Exercise input Start Marker

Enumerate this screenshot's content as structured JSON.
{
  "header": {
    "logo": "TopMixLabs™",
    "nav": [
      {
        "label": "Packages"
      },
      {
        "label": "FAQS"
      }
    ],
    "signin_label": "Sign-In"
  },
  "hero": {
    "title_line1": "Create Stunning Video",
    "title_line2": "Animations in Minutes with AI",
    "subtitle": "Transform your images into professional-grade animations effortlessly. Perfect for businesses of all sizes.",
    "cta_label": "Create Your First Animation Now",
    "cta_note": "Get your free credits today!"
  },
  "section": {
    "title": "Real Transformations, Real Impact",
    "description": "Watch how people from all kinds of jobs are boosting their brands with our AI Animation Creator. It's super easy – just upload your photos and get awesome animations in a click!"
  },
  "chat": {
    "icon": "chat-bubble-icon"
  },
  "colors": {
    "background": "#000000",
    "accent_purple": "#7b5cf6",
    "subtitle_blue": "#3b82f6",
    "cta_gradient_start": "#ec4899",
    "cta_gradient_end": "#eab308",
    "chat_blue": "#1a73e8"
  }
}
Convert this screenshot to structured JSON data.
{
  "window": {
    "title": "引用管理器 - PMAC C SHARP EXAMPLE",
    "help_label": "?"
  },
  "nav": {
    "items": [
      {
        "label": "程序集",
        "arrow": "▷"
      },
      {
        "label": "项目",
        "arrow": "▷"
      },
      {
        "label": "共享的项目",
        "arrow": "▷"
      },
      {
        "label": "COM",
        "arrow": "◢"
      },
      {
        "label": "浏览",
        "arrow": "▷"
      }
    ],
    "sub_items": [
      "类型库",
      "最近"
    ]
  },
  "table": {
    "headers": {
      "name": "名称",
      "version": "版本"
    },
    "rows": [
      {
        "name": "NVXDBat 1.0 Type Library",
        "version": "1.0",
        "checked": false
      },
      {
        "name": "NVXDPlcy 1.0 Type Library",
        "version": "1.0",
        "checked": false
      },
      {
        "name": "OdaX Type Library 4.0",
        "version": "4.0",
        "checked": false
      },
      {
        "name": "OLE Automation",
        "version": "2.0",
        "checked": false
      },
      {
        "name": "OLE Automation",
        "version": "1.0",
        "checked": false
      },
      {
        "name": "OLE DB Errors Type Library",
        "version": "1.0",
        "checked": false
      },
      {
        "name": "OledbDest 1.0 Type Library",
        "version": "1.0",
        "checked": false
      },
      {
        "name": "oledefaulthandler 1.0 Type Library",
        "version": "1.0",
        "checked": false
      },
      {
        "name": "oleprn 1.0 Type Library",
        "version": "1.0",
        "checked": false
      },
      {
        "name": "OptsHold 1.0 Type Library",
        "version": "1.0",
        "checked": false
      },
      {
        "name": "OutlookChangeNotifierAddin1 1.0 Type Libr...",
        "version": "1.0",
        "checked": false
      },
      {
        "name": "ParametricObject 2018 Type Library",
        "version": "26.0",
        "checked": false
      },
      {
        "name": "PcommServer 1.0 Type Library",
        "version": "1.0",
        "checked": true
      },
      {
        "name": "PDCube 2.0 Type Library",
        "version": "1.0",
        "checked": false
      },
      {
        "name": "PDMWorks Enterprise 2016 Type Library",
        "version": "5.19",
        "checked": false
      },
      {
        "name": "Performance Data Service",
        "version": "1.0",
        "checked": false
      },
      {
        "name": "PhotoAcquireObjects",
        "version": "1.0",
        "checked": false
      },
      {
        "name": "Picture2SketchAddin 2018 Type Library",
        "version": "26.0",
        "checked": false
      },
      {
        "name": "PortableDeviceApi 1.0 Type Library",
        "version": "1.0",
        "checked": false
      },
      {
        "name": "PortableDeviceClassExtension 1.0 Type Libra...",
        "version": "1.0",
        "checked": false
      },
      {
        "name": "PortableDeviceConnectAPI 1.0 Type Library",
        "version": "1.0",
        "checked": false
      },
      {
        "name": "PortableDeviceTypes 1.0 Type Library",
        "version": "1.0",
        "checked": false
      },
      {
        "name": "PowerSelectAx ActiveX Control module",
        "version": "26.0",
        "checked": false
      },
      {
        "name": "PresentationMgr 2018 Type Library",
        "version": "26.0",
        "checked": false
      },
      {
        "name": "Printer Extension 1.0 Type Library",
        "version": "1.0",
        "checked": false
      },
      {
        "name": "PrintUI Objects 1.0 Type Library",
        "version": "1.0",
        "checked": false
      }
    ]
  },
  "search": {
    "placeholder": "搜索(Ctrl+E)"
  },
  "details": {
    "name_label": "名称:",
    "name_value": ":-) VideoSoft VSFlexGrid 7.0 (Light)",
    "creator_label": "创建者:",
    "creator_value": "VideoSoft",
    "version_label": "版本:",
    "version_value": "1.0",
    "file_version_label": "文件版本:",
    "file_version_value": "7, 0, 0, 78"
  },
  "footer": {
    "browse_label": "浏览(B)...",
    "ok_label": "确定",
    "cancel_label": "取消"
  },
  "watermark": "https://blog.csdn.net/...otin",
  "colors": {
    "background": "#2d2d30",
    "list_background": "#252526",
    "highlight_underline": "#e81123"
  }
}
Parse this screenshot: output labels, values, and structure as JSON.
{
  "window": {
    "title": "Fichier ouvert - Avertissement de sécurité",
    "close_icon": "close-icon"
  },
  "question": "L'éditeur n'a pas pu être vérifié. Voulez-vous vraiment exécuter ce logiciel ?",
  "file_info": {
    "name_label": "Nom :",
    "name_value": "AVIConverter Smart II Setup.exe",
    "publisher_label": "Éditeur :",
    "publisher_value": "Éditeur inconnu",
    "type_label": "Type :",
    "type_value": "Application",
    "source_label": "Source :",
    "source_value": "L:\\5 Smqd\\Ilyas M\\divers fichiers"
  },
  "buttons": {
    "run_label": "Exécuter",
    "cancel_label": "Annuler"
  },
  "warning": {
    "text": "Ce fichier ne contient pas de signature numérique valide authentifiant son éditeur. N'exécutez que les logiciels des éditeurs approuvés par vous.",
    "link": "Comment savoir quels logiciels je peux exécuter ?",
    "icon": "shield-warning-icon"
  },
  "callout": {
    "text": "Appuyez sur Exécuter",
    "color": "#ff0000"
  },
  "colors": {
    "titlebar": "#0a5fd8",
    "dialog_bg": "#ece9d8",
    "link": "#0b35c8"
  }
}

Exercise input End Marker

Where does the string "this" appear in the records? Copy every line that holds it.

Enumerate this screenshot's content as structured JSON.
Convert this screenshot to structured JSON data.
Parse this screenshot: output labels, values, and structure as JSON.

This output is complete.